» Exercise aim
Repeat each record below exactly as given.

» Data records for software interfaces

▬▬▬

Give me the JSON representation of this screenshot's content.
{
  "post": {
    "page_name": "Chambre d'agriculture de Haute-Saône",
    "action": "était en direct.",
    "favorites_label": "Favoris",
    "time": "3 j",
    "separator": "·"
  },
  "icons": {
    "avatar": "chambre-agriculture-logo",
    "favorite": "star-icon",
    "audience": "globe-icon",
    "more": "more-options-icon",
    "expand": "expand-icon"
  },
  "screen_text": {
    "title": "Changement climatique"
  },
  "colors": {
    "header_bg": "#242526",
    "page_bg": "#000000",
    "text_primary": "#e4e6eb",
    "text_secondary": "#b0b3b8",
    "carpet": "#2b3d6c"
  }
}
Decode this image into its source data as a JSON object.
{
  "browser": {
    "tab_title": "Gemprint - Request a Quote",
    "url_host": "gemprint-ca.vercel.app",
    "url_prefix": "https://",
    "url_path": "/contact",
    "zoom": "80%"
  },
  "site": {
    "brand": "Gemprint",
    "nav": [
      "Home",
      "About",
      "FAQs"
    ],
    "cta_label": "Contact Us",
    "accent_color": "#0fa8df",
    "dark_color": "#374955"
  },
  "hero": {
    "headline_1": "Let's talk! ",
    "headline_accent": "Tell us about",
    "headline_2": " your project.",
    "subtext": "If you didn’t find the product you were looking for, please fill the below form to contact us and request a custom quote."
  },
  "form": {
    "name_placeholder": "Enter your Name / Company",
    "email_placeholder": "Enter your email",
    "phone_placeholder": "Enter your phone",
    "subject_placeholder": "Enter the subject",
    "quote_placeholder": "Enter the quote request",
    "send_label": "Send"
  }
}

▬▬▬

» Exercise result
Give me the JSON representation of this screenshot's content.
{
  "post": {
    "page_name": "Chambre d'agriculture de Haute-Saône",
    "action": "était en direct.",
    "favorites_label": "Favoris",
    "time": "3 j",
    "separator": "·"
  },
  "icons": {
    "avatar": "chambre-agriculture-logo",
    "favorite": "star-icon",
    "audience": "globe-icon",
    "more": "more-options-icon",
    "expand": "expand-icon"
  },
  "screen_text": {
    "title": "Changement climatique"
  },
  "colors": {
    "header_bg": "#242526",
    "page_bg": "#000000",
    "text_primary": "#e4e6eb",
    "text_secondary": "#b0b3b8",
    "carpet": "#2b3d6c"
  }
}
Decode this image into its source data as a JSON object.
{
  "browser": {
    "tab_title": "Gemprint - Request a Quote",
    "url_host": "gemprint-ca.vercel.app",
    "url_prefix": "https://",
    "url_path": "/contact",
    "zoom": "80%"
  },
  "site": {
    "brand": "Gemprint",
    "nav": [
      "Home",
      "About",
      "FAQs"
    ],
    "cta_label": "Contact Us",
    "accent_color": "#0fa8df",
    "dark_color": "#374955"
  },
  "hero": {
    "headline_1": "Let's talk! ",
    "headline_accent": "Tell us about",
    "headline_2": " your project.",
    "subtext": "If you didn’t find the product you were looking for, please fill the below form to contact us and request a custom quote."
  },
  "form": {
    "name_placeholder": "Enter your Name / Company",
    "email_placeholder": "Enter your email",
    "phone_placeholder": "Enter your phone",
    "subject_placeholder": "Enter the subject",
    "quote_placeholder": "Enter the quote request",
    "send_label": "Send"
  }
}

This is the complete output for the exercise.